According to the stele, within a few years King Mesha captured a number of cities, including Dhiban, Madaba, Nebo, and other towns along the King’s Highway. Mesha made Dhiban into his capital city, and built a royal citadel and a "high place" for the god Chemosh there. He also had a basalt rock shaped and inscribed there with an enduring record of his rebellion against the Israelites.
There are vast discrepancies between the account recorded on the Mesha Stele and the biblical narrative. According to the Bible’s brief depiction of the scenario, after the death of King Ahab (c. 869-850 BC), the Moabites rebelled against King Jehoram, who responded by mounting a counter-offensive with the assistance of King Jehoshaphat of Judah. Together the two armies approached Moab from the south, avoiding Moab’s strong northern defenses. After seven days of marching, they ran out of water, and the two kings consulted Prophet Elisha, who foretold that rain would soon fill the dry stream beds. Indeed, when the rain came, it carried so much dirt that it was colored bright red in the early morning light. The Moabites saw the water and assumed that their enemies had turned against each other, causing the water to run red with blood.
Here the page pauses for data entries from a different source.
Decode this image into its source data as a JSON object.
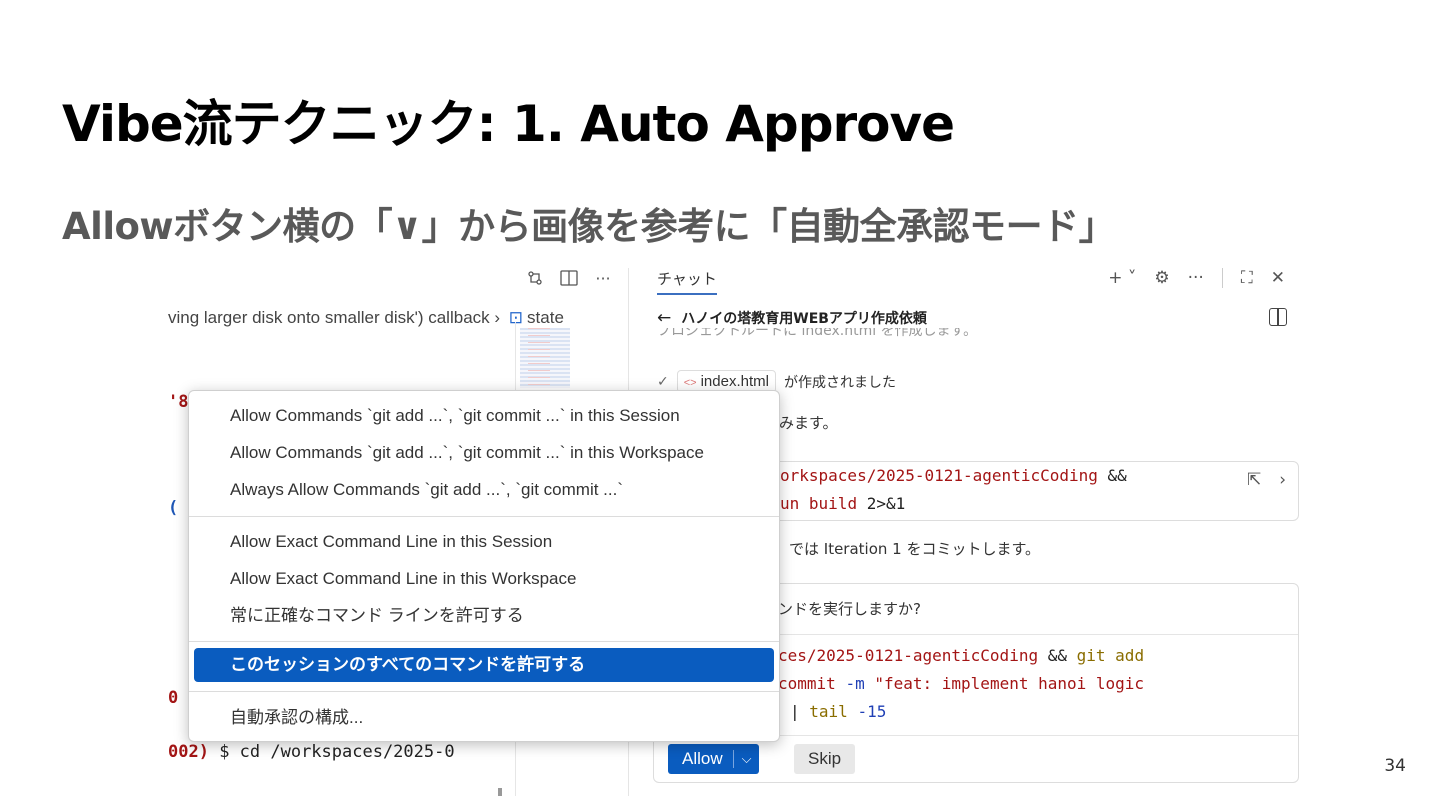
{
  "slide": {
    "title": "Vibe流テクニック: 1. Auto Approve",
    "subtitle": "Allowボタン横の「∨」から画像を参考に「自動全承認モード」",
    "page_number": "34"
  },
  "editor": {
    "toolbar_icons": [
      "compare-changes-icon",
      "split-editor-icon",
      "more-icon"
    ],
    "breadcrumb_text": "ving larger disk onto smaller disk') callback",
    "breadcrumb_symbol": "state",
    "left_fragments": [
      "'8",
      "(",
      "0"
    ],
    "terminal_prompt_number": "002)",
    "terminal_prompt_text": " $  cd /workspaces/2025-0"
  },
  "chat": {
    "tab_label": "チャット",
    "header_title": "ハノイの塔教育用WEBアプリ作成依頼",
    "faded_line": "プロジェクトルートに index.html を作成します。",
    "file_chip": "index.html",
    "file_created_text": "が作成されました",
    "msg1_tail": "みます。",
    "code1_line1": "orkspaces/2025-0121-agenticCoding",
    "code1_amp": "&&",
    "code1_line2_prefix": "un",
    "code1_line2_cmd": "build",
    "code1_line2_suffix": "2>&1",
    "msg2_tail": "では Iteration 1 をコミットします。",
    "confirm_title_tail": "ンドを実行しますか?",
    "code2_line1_path": "ces/2025-0121-agenticCoding",
    "code2_line1_amp": "&&",
    "code2_line1_git": "git add",
    "code2_line2_cmd": "commit",
    "code2_line2_flag": "-m",
    "code2_line2_msg": "\"feat: implement hanoi logic",
    "code2_line3_pipe": "|",
    "code2_line3_cmd": "tail",
    "code2_line3_arg": "-15",
    "allow_label": "Allow",
    "skip_label": "Skip"
  },
  "context_menu": {
    "items": [
      "Allow Commands `git add ...`, `git commit ...` in this Session",
      "Allow Commands `git add ...`, `git commit ...` in this Workspace",
      "Always Allow Commands `git add ...`, `git commit ...`",
      "Allow Exact Command Line in this Session",
      "Allow Exact Command Line in this Workspace",
      "常に正確なコマンド ラインを許可する",
      "このセッションのすべてのコマンドを許可する",
      "自動承認の構成..."
    ],
    "active_index": 6
  },
  "colors": {
    "accent_blue": "#0a5cbf",
    "terminal_red": "#a31515",
    "subtitle_gray": "#595959"
  }
}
They considered it an opportune moment to attack, but were heavily defeated by the Israelites, who destroyed their towns and land.
The Bible says that the Moabite armies retreated to the city of Kir-hareseth (modern Karak), where King Mesha offered his eldest son as a sacrifice to Chemosh, the god of Moab. For some reason, this terrified the Israelites, so they withdrew from the city and returned to their own country.
It is understandable that the biblical account would downplay the defeat of the Israelites, while the Mesha Stele perhaps exaggerates the victories of King Mesha. The Mesha Stele is the longest original inscription dating from the Biblical period to be found so far in Jordan, and it continues to intrigue scholars even today. Copies of the original can be found at the Madaba Museum and at the Jordan Archeological Museum near the Citadel in Amman. Unfortunately, the original was broken soon after it was unearthed in Dhiban in 1868 by a German missionary, Frederick Klein, who was journeying from Salt to Karak. It seems that local tribesmen who owned the rock broke it into many pieces by placing it on a fire and then dousing it with water, perhaps attempting to win more money for their property. Fortunately, an imprint of the stone was taken before the Mesha Stele was destroyed.